● Task objective: Please print the entries exactly, omitting each image.

(Data extracted from a collection)

────────────────────

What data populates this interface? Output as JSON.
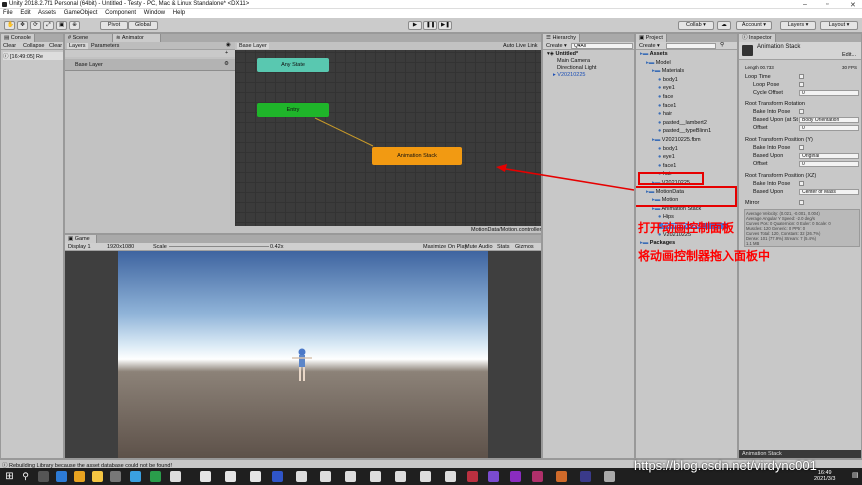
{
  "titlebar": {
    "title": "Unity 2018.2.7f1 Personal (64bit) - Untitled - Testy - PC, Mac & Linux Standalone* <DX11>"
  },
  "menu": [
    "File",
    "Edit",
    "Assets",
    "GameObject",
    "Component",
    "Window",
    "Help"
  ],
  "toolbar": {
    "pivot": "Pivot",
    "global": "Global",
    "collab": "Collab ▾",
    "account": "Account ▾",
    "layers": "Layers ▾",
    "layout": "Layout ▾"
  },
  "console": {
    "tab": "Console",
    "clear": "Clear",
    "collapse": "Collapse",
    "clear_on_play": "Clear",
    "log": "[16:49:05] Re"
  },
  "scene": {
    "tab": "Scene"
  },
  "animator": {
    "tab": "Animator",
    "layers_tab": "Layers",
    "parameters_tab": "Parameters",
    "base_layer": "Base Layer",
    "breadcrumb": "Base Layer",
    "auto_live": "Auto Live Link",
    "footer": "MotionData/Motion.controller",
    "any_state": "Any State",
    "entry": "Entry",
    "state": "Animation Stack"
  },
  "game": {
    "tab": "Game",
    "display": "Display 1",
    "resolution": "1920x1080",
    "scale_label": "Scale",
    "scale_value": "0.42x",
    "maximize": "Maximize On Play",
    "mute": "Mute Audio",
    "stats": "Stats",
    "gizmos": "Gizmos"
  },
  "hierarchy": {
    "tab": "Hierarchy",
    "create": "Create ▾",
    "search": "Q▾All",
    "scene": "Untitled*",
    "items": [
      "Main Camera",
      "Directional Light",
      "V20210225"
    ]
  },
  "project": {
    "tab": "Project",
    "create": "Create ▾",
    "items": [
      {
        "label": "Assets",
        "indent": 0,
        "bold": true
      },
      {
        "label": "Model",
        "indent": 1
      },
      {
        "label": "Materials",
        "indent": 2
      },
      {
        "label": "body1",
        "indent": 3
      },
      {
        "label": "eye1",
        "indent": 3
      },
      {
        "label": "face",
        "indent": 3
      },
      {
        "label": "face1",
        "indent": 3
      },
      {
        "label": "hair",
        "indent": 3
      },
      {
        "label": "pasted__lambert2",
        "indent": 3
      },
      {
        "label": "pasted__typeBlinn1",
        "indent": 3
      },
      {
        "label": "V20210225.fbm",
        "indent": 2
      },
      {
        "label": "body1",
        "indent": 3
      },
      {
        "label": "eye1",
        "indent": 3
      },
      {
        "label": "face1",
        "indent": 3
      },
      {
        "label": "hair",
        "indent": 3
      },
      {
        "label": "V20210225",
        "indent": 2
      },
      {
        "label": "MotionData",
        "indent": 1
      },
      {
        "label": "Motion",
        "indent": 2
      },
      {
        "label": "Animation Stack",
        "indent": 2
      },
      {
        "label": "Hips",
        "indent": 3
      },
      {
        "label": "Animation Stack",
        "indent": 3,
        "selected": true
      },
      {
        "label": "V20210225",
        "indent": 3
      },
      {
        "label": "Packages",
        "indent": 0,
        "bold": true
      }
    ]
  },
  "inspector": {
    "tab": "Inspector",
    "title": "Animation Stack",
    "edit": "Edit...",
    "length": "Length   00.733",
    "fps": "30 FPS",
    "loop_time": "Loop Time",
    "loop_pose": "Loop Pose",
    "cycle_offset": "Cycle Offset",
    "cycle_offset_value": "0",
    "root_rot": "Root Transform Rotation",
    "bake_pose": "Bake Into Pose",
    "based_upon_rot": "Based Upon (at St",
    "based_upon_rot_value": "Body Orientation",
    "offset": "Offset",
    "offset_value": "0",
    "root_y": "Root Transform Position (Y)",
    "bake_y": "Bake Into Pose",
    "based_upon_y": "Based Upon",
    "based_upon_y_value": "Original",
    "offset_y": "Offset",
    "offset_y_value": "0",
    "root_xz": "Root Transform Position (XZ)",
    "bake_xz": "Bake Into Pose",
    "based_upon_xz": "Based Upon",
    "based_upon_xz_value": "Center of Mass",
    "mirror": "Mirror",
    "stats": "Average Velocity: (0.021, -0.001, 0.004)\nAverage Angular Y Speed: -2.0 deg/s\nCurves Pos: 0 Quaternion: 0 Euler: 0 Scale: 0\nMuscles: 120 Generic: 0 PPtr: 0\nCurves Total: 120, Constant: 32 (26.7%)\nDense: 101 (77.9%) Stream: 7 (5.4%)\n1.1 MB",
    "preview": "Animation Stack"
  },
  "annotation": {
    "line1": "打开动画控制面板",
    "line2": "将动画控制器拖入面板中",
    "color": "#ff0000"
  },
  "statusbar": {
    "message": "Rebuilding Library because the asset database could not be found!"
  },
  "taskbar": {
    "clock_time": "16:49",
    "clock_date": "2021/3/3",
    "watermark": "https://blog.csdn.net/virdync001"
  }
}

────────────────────

● Answer box:
What data populates this interface? Output as JSON.
{
  "titlebar": {
    "title": "Unity 2018.2.7f1 Personal (64bit) - Untitled - Testy - PC, Mac & Linux Standalone* <DX11>"
  },
  "menu": [
    "File",
    "Edit",
    "Assets",
    "GameObject",
    "Component",
    "Window",
    "Help"
  ],
  "toolbar": {
    "pivot": "Pivot",
    "global": "Global",
    "collab": "Collab ▾",
    "account": "Account ▾",
    "layers": "Layers ▾",
    "layout": "Layout ▾"
  },
  "console": {
    "tab": "Console",
    "clear": "Clear",
    "collapse": "Collapse",
    "clear_on_play": "Clear",
    "log": "[16:49:05] Re"
  },
  "scene": {
    "tab": "Scene"
  },
  "animator": {
    "tab": "Animator",
    "layers_tab": "Layers",
    "parameters_tab": "Parameters",
    "base_layer": "Base Layer",
    "breadcrumb": "Base Layer",
    "auto_live": "Auto Live Link",
    "footer": "MotionData/Motion.controller",
    "any_state": "Any State",
    "entry": "Entry",
    "state": "Animation Stack"
  },
  "game": {
    "tab": "Game",
    "display": "Display 1",
    "resolution": "1920x1080",
    "scale_label": "Scale",
    "scale_value": "0.42x",
    "maximize": "Maximize On Play",
    "mute": "Mute Audio",
    "stats": "Stats",
    "gizmos": "Gizmos"
  },
  "hierarchy": {
    "tab": "Hierarchy",
    "create": "Create ▾",
    "search": "Q▾All",
    "scene": "Untitled*",
    "items": [
      "Main Camera",
      "Directional Light",
      "V20210225"
    ]
  },
  "project": {
    "tab": "Project",
    "create": "Create ▾",
    "items": [
      {
        "label": "Assets",
        "indent": 0,
        "bold": true
      },
      {
        "label": "Model",
        "indent": 1
      },
      {
        "label": "Materials",
        "indent": 2
      },
      {
        "label": "body1",
        "indent": 3
      },
      {
        "label": "eye1",
        "indent": 3
      },
      {
        "label": "face",
        "indent": 3
      },
      {
        "label": "face1",
        "indent": 3
      },
      {
        "label": "hair",
        "indent": 3
      },
      {
        "label": "pasted__lambert2",
        "indent": 3
      },
      {
        "label": "pasted__typeBlinn1",
        "indent": 3
      },
      {
        "label": "V20210225.fbm",
        "indent": 2
      },
      {
        "label": "body1",
        "indent": 3
      },
      {
        "label": "eye1",
        "indent": 3
      },
      {
        "label": "face1",
        "indent": 3
      },
      {
        "label": "hair",
        "indent": 3
      },
      {
        "label": "V20210225",
        "indent": 2
      },
      {
        "label": "MotionData",
        "indent": 1
      },
      {
        "label": "Motion",
        "indent": 2
      },
      {
        "label": "Animation Stack",
        "indent": 2
      },
      {
        "label": "Hips",
        "indent": 3
      },
      {
        "label": "Animation Stack",
        "indent": 3,
        "selected": true
      },
      {
        "label": "V20210225",
        "indent": 3
      },
      {
        "label": "Packages",
        "indent": 0,
        "bold": true
      }
    ]
  },
  "inspector": {
    "tab": "Inspector",
    "title": "Animation Stack",
    "edit": "Edit...",
    "length": "Length   00.733",
    "fps": "30 FPS",
    "loop_time": "Loop Time",
    "loop_pose": "Loop Pose",
    "cycle_offset": "Cycle Offset",
    "cycle_offset_value": "0",
    "root_rot": "Root Transform Rotation",
    "bake_pose": "Bake Into Pose",
    "based_upon_rot": "Based Upon (at St",
    "based_upon_rot_value": "Body Orientation",
    "offset": "Offset",
    "offset_value": "0",
    "root_y": "Root Transform Position (Y)",
    "bake_y": "Bake Into Pose",
    "based_upon_y": "Based Upon",
    "based_upon_y_value": "Original",
    "offset_y": "Offset",
    "offset_y_value": "0",
    "root_xz": "Root Transform Position (XZ)",
    "bake_xz": "Bake Into Pose",
    "based_upon_xz": "Based Upon",
    "based_upon_xz_value": "Center of Mass",
    "mirror": "Mirror",
    "stats": "Average Velocity: (0.021, -0.001, 0.004)\nAverage Angular Y Speed: -2.0 deg/s\nCurves Pos: 0 Quaternion: 0 Euler: 0 Scale: 0\nMuscles: 120 Generic: 0 PPtr: 0\nCurves Total: 120, Constant: 32 (26.7%)\nDense: 101 (77.9%) Stream: 7 (5.4%)\n1.1 MB",
    "preview": "Animation Stack"
  },
  "annotation": {
    "line1": "打开动画控制面板",
    "line2": "将动画控制器拖入面板中",
    "color": "#ff0000"
  },
  "statusbar": {
    "message": "Rebuilding Library because the asset database could not be found!"
  },
  "taskbar": {
    "clock_time": "16:49",
    "clock_date": "2021/3/3",
    "watermark": "https://blog.csdn.net/virdync001"
  }
}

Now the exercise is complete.